At the secondary level, district and zonal hospitals are already starting to set up eye departments run by ophthalmologists, where cataract services are available in a phased manner. We recommend that eye care departments with all the sub-speciality services should be set up at the province-level hospitals. They should be responsible for managing referral cases. In the difficult terrain of Nepal, telemedicine can be used to reach remote and as-yet-unreached sections of the population. The existing tertiary centres should be equipped with teaching, training, and research facilities.

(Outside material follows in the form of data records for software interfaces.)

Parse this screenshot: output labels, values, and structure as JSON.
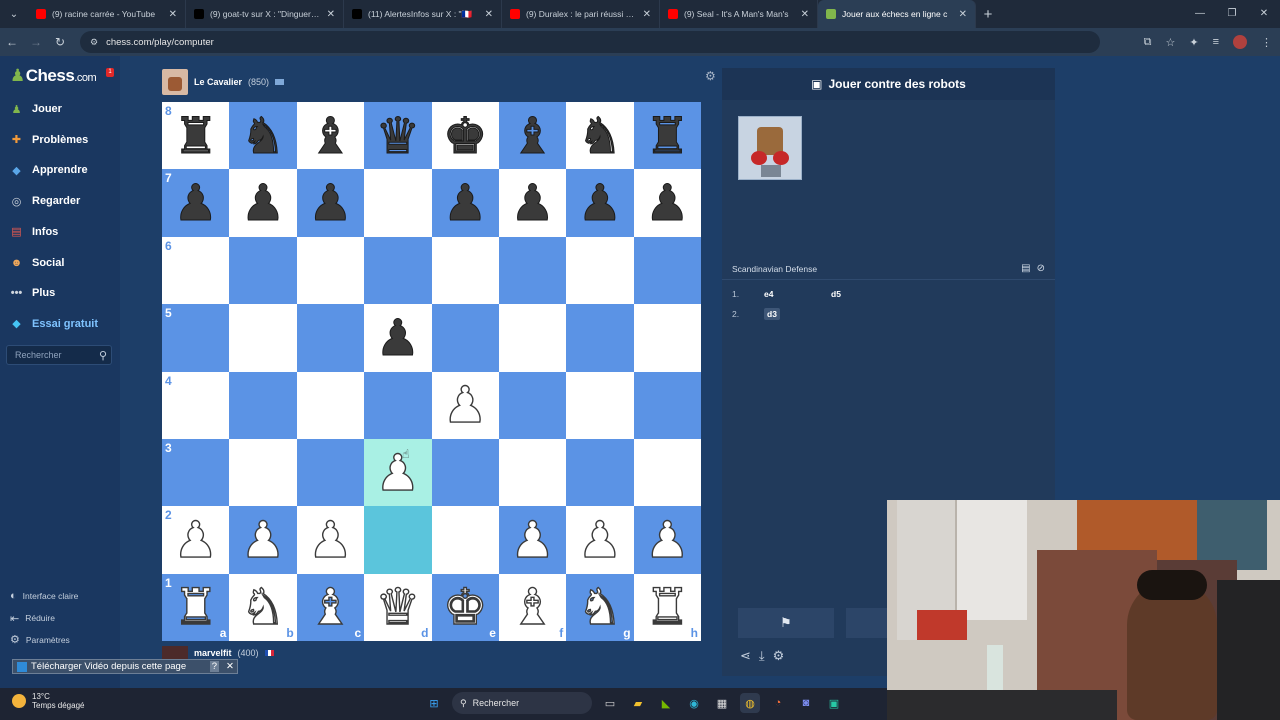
{
  "browser": {
    "tabs": [
      {
        "title": "(9) racine carrée - YouTube",
        "fav_color": "#ff0000",
        "active": false
      },
      {
        "title": "(9) goat-tv sur X : \"Dinguerie !",
        "fav_color": "#000000",
        "active": false
      },
      {
        "title": "(11) AlertesInfos sur X : \"🇫🇷",
        "fav_color": "#000000",
        "active": false
      },
      {
        "title": "(9) Duralex : le pari réussi des s",
        "fav_color": "#ff0000",
        "active": false
      },
      {
        "title": "(9) Seal - It's A Man's Man's",
        "fav_color": "#ff0000",
        "active": false
      },
      {
        "title": "Jouer aux échecs en ligne c",
        "fav_color": "#81b64c",
        "active": true
      }
    ],
    "url": "chess.com/play/computer"
  },
  "sidebar": {
    "logo_main": "Chess",
    "logo_suffix": ".com",
    "notification_count": "1",
    "items": [
      {
        "label": "Jouer",
        "icon": "play-icon",
        "color": "#81b64c"
      },
      {
        "label": "Problèmes",
        "icon": "puzzle-icon",
        "color": "#f29a3a"
      },
      {
        "label": "Apprendre",
        "icon": "learn-icon",
        "color": "#5aa6e8"
      },
      {
        "label": "Regarder",
        "icon": "binoculars-icon",
        "color": "#d0d6de"
      },
      {
        "label": "Infos",
        "icon": "news-icon",
        "color": "#e85a4f"
      },
      {
        "label": "Social",
        "icon": "social-icon",
        "color": "#f0a85a"
      },
      {
        "label": "Plus",
        "icon": "more-icon",
        "color": "#d0d6de"
      },
      {
        "label": "Essai gratuit",
        "icon": "diamond-icon",
        "color": "#45c4f5"
      }
    ],
    "search_placeholder": "Rechercher",
    "bottom": [
      {
        "label": "Interface claire",
        "icon": "light-mode-icon"
      },
      {
        "label": "Réduire",
        "icon": "collapse-icon"
      },
      {
        "label": "Paramètres",
        "icon": "settings-icon"
      }
    ]
  },
  "extension_toast": "Télécharger Vidéo depuis cette page",
  "top_player": {
    "name": "Le Cavalier",
    "rating": "(850)"
  },
  "bottom_player": {
    "name": "marvelfit",
    "rating": "(400)"
  },
  "board": {
    "ranks": [
      "8",
      "7",
      "6",
      "5",
      "4",
      "3",
      "2",
      "1"
    ],
    "files": [
      "a",
      "b",
      "c",
      "d",
      "e",
      "f",
      "g",
      "h"
    ],
    "position": [
      [
        "bR",
        "bN",
        "bB",
        "bQ",
        "bK",
        "bB",
        "bN",
        "bR"
      ],
      [
        "bP",
        "bP",
        "bP",
        "",
        "bP",
        "bP",
        "bP",
        "bP"
      ],
      [
        "",
        "",
        "",
        "",
        "",
        "",
        "",
        ""
      ],
      [
        "",
        "",
        "",
        "bP",
        "",
        "",
        "",
        ""
      ],
      [
        "",
        "",
        "",
        "",
        "wP",
        "",
        "",
        ""
      ],
      [
        "",
        "",
        "",
        "wP",
        "",
        "",
        "",
        ""
      ],
      [
        "wP",
        "wP",
        "wP",
        "",
        "",
        "wP",
        "wP",
        "wP"
      ],
      [
        "wR",
        "wN",
        "wB",
        "wQ",
        "wK",
        "wB",
        "wN",
        "wR"
      ]
    ],
    "highlighted": [
      "d3",
      "d2"
    ],
    "light_color": "#ffffff",
    "dark_color": "#5b93e5"
  },
  "panel": {
    "title": "Jouer contre des robots",
    "opening": "Scandinavian Defense",
    "moves": [
      {
        "num": "1.",
        "white": "e4",
        "black": "d5"
      },
      {
        "num": "2.",
        "white": "d3",
        "black": ""
      }
    ]
  },
  "taskbar": {
    "temperature": "13°C",
    "weather": "Temps dégagé",
    "search": "Rechercher"
  }
}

NGOs and the private sector have mostly driven eye care delivery in Nepal. The rural population continues to be deprived of basic eye care services, as primary health care workers are not trained to provide eye care. Eye care services by NGOs and the private sector are either not easily accessible or are expensive. The solution lies in training primary health care workers sufficiently so that they can provide the crucial first level of ophthalmic care. It is also necessary to increase the number of available trained mid-level ophthalmic professionals and depute them to government primary health care centres.
At the same time, the public-private partnership strategy, which has been effective in eliminating trachoma from Nepal, is a model which could be applied to the provision of essential eye care services. At all three levels of eye health service, the government should be the ultimate regulatory body.
1 Brilliant LB, Pokhrel RP, Grasset NC, Lepkowski JM, Kolstad A, Hawks W, et al. Epidemiology of blindness in Nepal. Bull World Health Organ. 1985;63(2):375-86.
2 Sapkota YD. Epidemiology of blindness in Nepal: 2012. Kathmandu: Nepal Netra Jyoti Sangh, 2013.
3 Government of Nepal. Annual report, 2018–19. Department of Health Services. Available from: https://bit.ly/3pptEA9 (accessed 19 July 2021).
4 Emerson PM, Burton M, Solomon AW, Bailey R, Mabey D. The SAFE strategy for trachoma control: using operational research for policy, planning and implementation. Bull World Health Organ. 2006; 84(8): 613-9. Available from: doi:10.2471/ BLT.05.28696 (accessed 19 July 2021).
5 National Health Policy–2019, Nepal. Available from: https://bit.ly/3gatHM4 (accessed 19 July 2021).
6 Nepal Government Health Insurance Board. Available from: https://bit.ly/3z6fGaL (accessed 19 July 2021).
7 Upadhyay MP, Suvedi BK, Chautat BD, Gurung R, Shakya S, Sapkota YD, et al. Mid-term review of vision 2020: the right to sight. Apex Body for Eye Health, Ministry of Health and Population, Nepal. 2011.
8 Ranabhat CL, Subedi R, Karn S. Status and determinants of enrollment and dropout of health insurance in Nepal: an explorative study. Cost Eff Resour Alloc. 2020;18(40):1-13